6)  What were the roles of the teacher and administrator, who one would think were tasked with administering progressive discipline?   (Why not let her continue to play with here phone, then send her to in-school suspension where she would be  -- horrors! -- deprived of her phone?  That would make clear to the rest of the class that "Defiance hath its consequences.")


What I'm suggesting is that there may be some scapegoating going here, with the lowest guy on the totem pole being the one to be tossed out and the media more interested in tailoring this story to its usual trope of "white cop a) abuses, b) beats up c) shoots at or d) murders black kid."


I would never suggest that slamming a student onto the floor and dragging her out was ever proper, but I would suggest  that reporting the incident in all it's unique detail is more interesting and instructive than what we've gotten -- media apparactchiks sticking to giving us only their usual trope. 

Parents & taxpayers
Parents & taxpayers

It was evident in the original video clip that students were tired of this student's continually selfish and disruptive classroom behavior.

But half the Tweets selected, probably written by adults, brush all that aside.

MaryElizabethSings
MaryElizabethSings

One suggestion for the administration:  Have the resource officer slide the desk, with the student in it, outside of the classroom. Close and lock the schoolroom's door until the class period is over.  Suspend the disruptive student from the school for a period of time for insubordination.

MaryElizabethSings
MaryElizabethSings

The teacher must have control of her classroom.  The students will test authority because they are adolescents.  If the principal could not, himself, get the student to remove herself from the classroom, then the resource officer was called by the administration to accomplish the job.  The officer did what was asked of him.  The administration needs, now, to develop more refined rules to accomplish the same end of removing a disruptive student who will not leave upon request.


The teacher must have control his classroom.

jaggar1
jaggar1

Students have become out of control and extremely disruptive in school. They cuss at teachers, talk while the teachers are talking, get up and walk around, and are generally rude at Title I schools and inner city schools. It gets to the point that you just can't take it. This girl in the video was being extremely disruptive and when the officer asked her to get up, several times, she refused. He asked her again and when he touched her, she punched him. She was the aggressor and totally disrupting everyone's learning. She baited him when her friends openly told everyone to take out their phones and record. They didn't record the part where the teacher and administrator were there. I hate that he will lose his job, but we are losing teachers left and right because of students behavior. 

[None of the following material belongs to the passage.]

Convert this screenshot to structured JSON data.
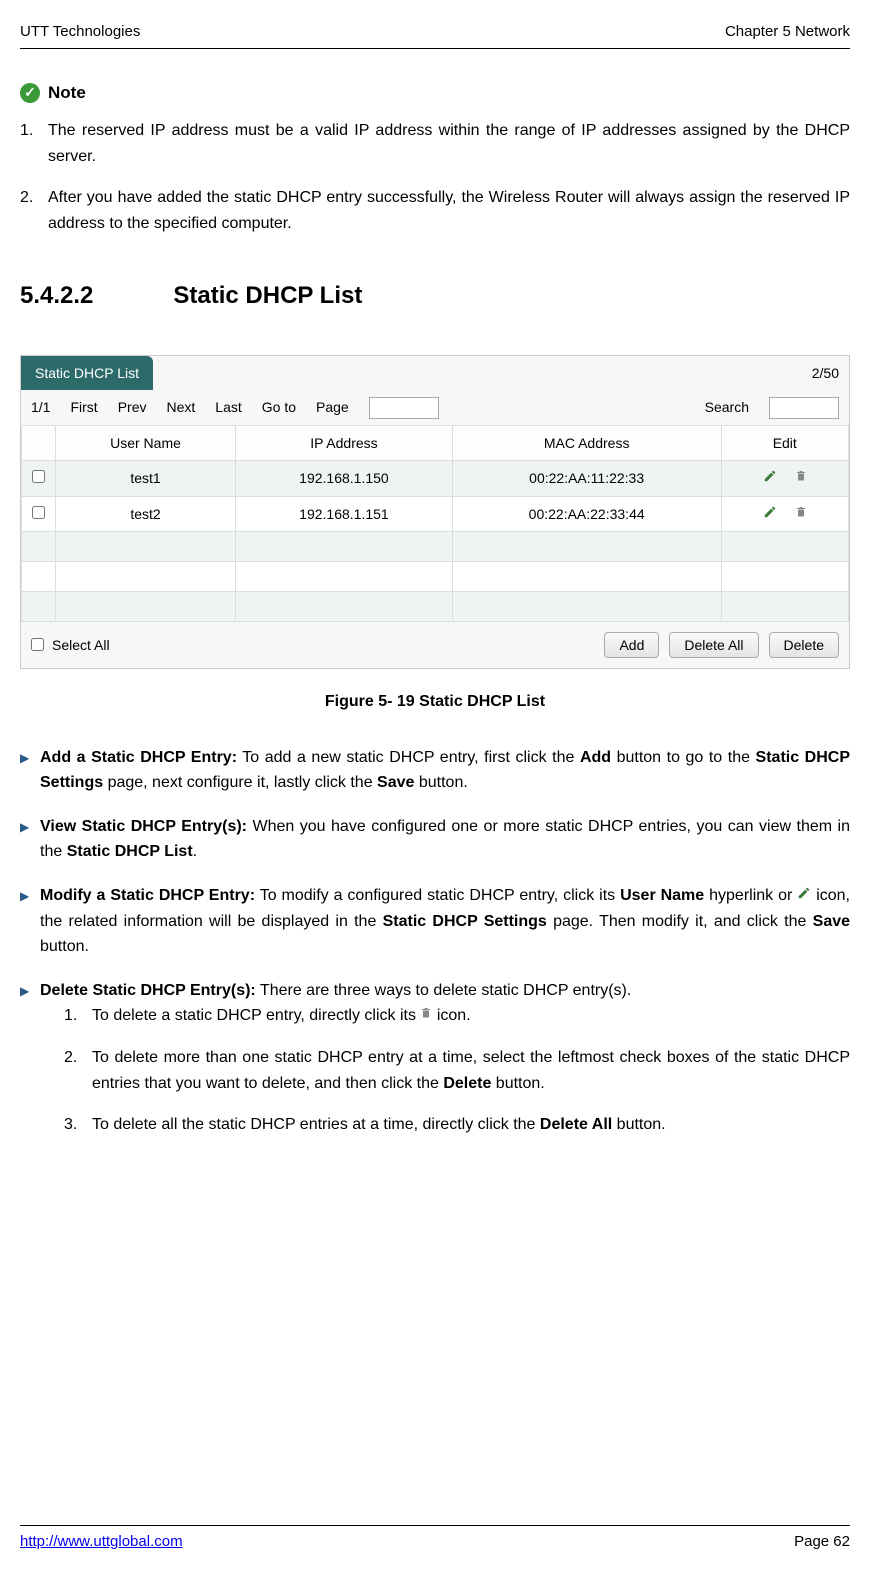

CSpinks
CSpinks

We folks interested in our kids' futures must use this troubling incident at Spring Valley High in Columbia as an opportunity to inform The Public about what goes on in too many of our public schools and how the frequency, intensity and duration of such disruptions undermine the quality of the educational opportunities we provide our kids and retard our kids' academic achievement.

marc56
marc56

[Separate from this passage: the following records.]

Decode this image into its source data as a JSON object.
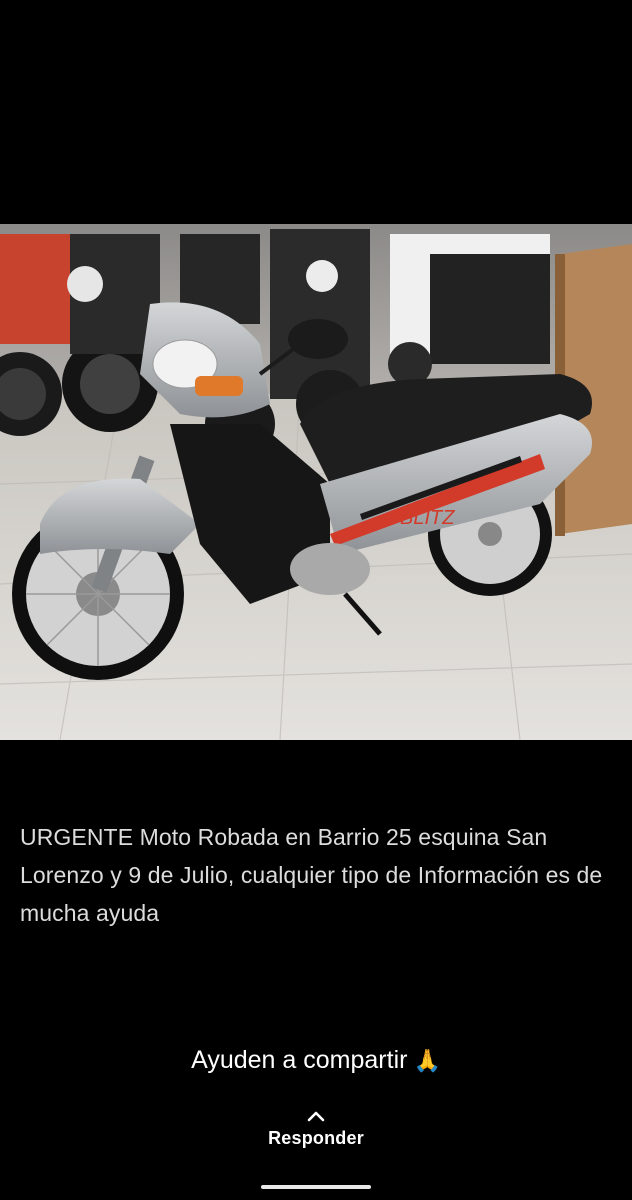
{
  "post": {
    "caption": "URGENTE Moto Robada en Barrio 25 esquina San Lorenzo y 9 de Julio, cualquier tipo de Información es de mucha ayuda",
    "share_text": "Ayuden a compartir",
    "share_emoji": "🙏",
    "photo_badge": "BLITZ"
  },
  "footer": {
    "reply_label": "Responder",
    "chevron_icon": "chevron-up-icon"
  },
  "colors": {
    "background": "#000000",
    "caption_text": "#dcdcdc",
    "accent_red": "#d23a2a"
  }
}
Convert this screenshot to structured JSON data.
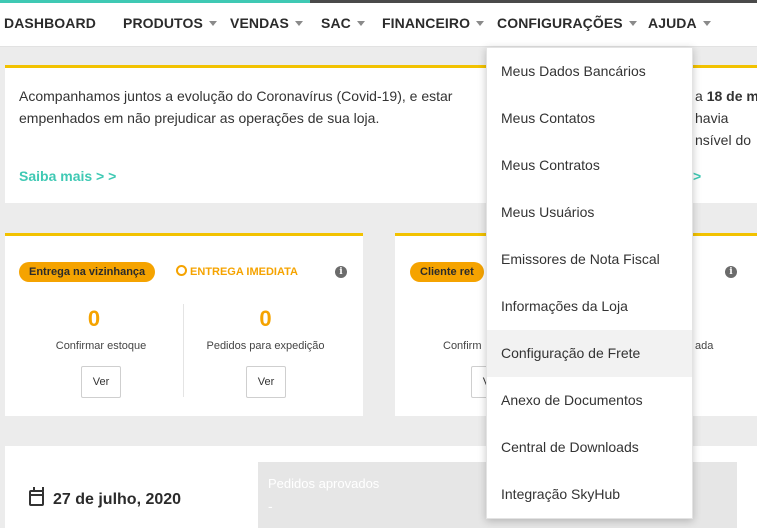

But isn't it disrupting class to walk out of it? A crime in South Carolina..no?

ScienceTeacher671
ScienceTeacher671

I don't know the resource officer, but apparently some of the students liked and respected him.

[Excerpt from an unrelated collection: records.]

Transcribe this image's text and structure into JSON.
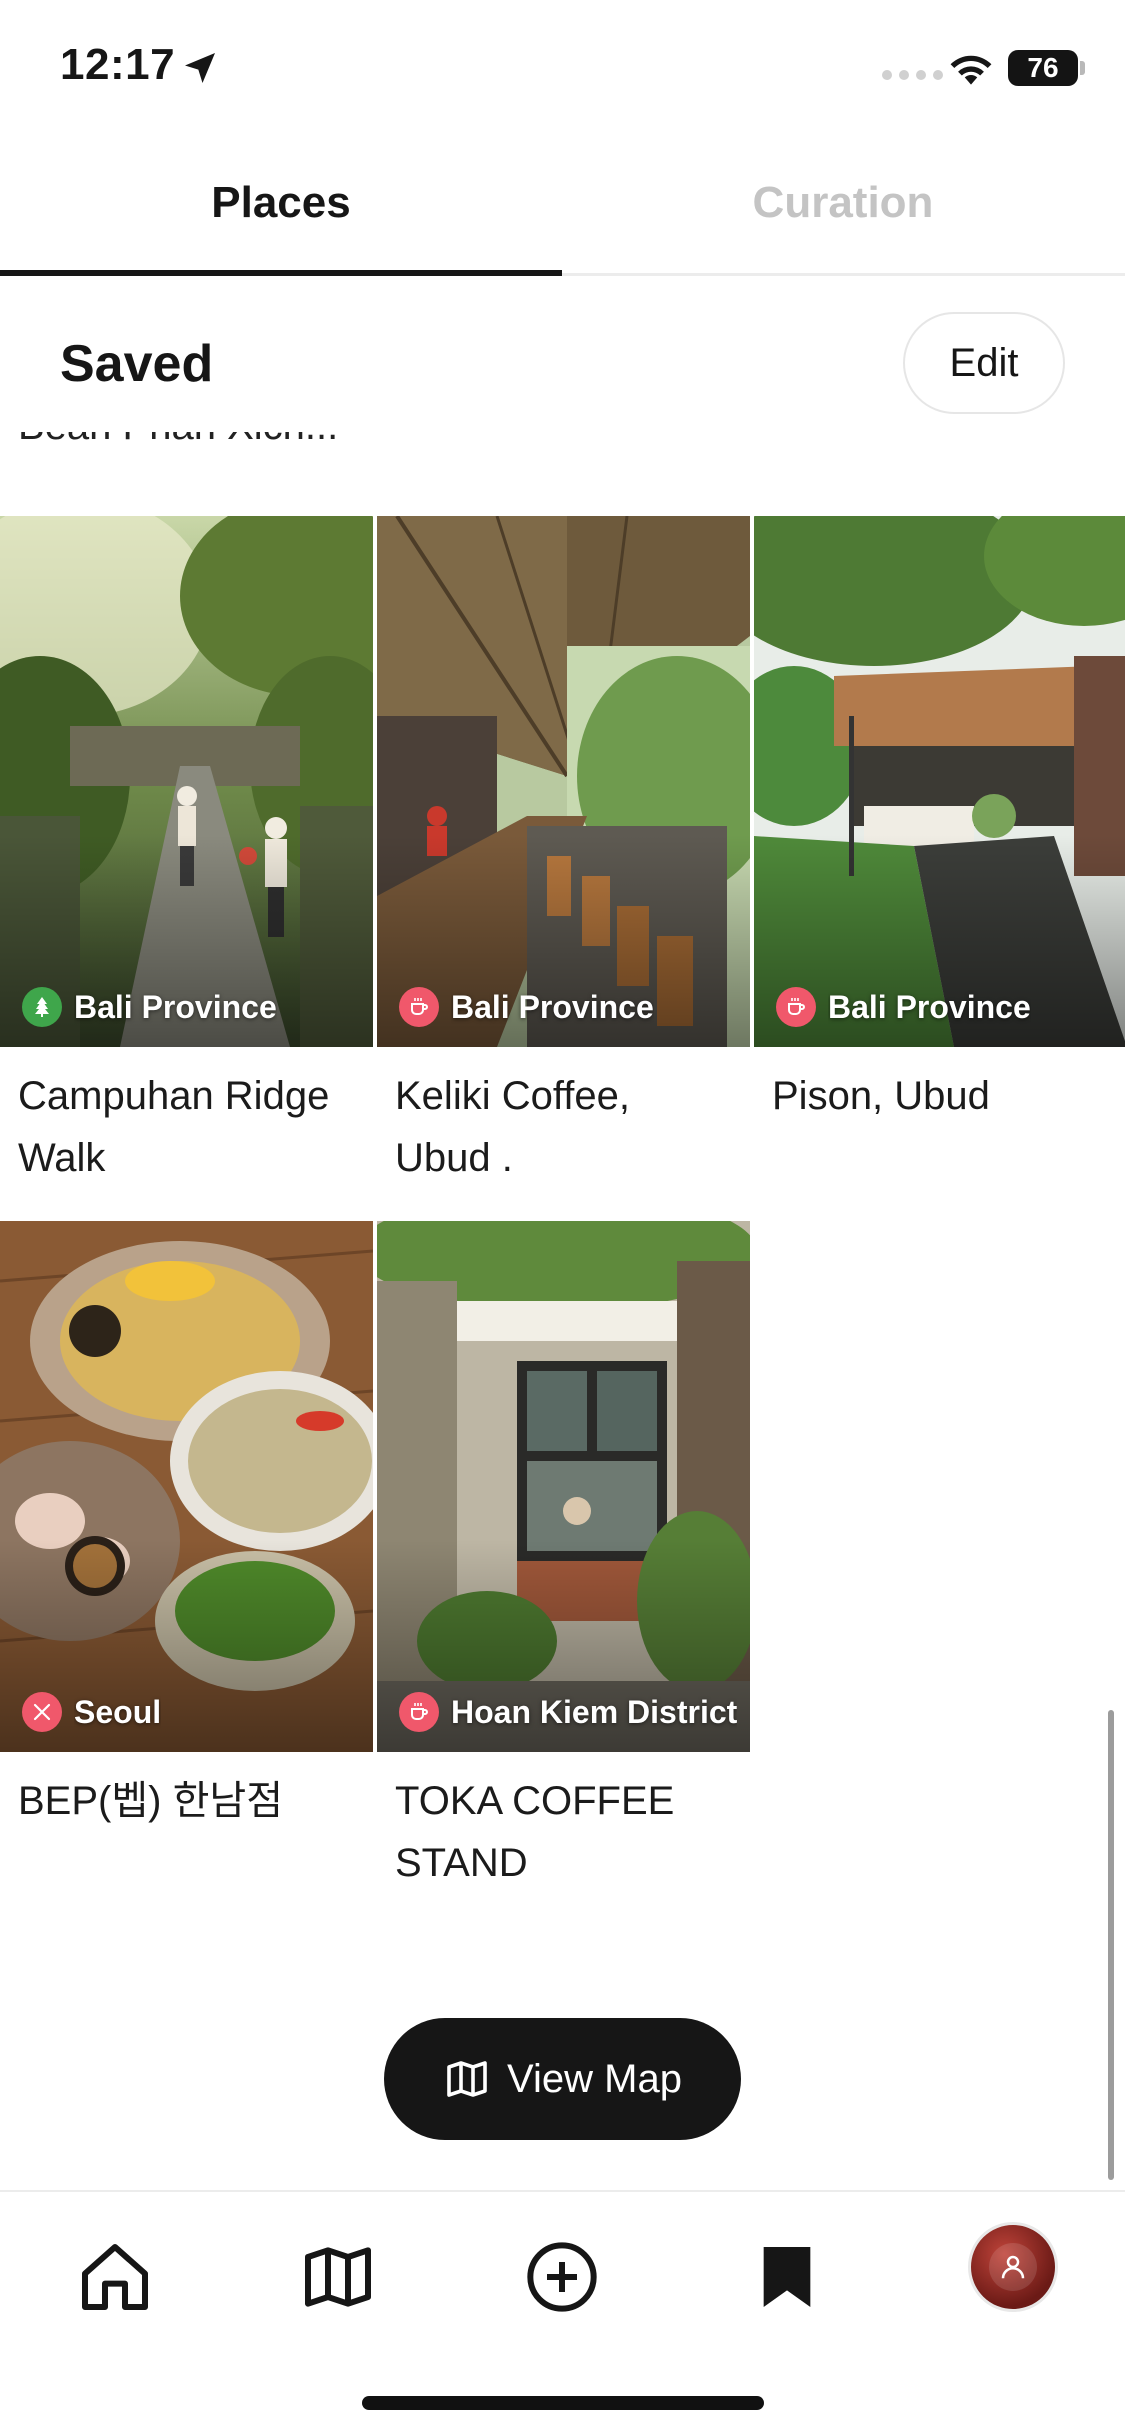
{
  "status_bar": {
    "time": "12:17",
    "battery": "76"
  },
  "tabs": [
    {
      "label": "Places",
      "active": true
    },
    {
      "label": "Curation",
      "active": false
    }
  ],
  "saved": {
    "title": "Saved",
    "edit_label": "Edit"
  },
  "partial_item_name": "Bean Phan Xich...",
  "places": [
    {
      "name": "Campuhan Ridge Walk",
      "location": "Bali Province",
      "category_icon": "tree-icon",
      "badge_color": "#3fa64b"
    },
    {
      "name": "Keliki Coffee, Ubud .",
      "location": "Bali Province",
      "category_icon": "coffee-icon",
      "badge_color": "#f0586b"
    },
    {
      "name": "Pison, Ubud",
      "location": "Bali Province",
      "category_icon": "coffee-icon",
      "badge_color": "#f0586b"
    },
    {
      "name": "BEP(벱) 한남점",
      "location": "Seoul",
      "category_icon": "restaurant-icon",
      "badge_color": "#f0586b"
    },
    {
      "name": "TOKA COFFEE STAND",
      "location": "Hoan Kiem District",
      "category_icon": "coffee-icon",
      "badge_color": "#f0586b"
    }
  ],
  "view_map_label": "View Map",
  "nav": [
    "home-icon",
    "map-icon",
    "add-icon",
    "saved-bookmark-icon",
    "profile-avatar"
  ]
}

I do know that the students who want to learn don't like the students who won't obey the rules, and who disrupt learning for the others, especially if there are are few or no consequences.

frogg
frogg

@Astropig   The other students kept quiet b/c the one student that did not got arrested as well. Fear is a powerful motivator. The school to prison pipeline is real. 



Astropig
Astropig

@ScienceTeacher671


It's interesting and encouraging to me that these engaged students -whether I agree or disagree with their opinion- are motivated enough to make their voices heard.I am really glad to see them do something besides get tattoos or text semi-nude pictures of themselves.


This is astonishing considering that the students in the classroom showed almost no reaction that I could see.

Belinda51
Belinda51

It's a home to prison pipeline, not the school.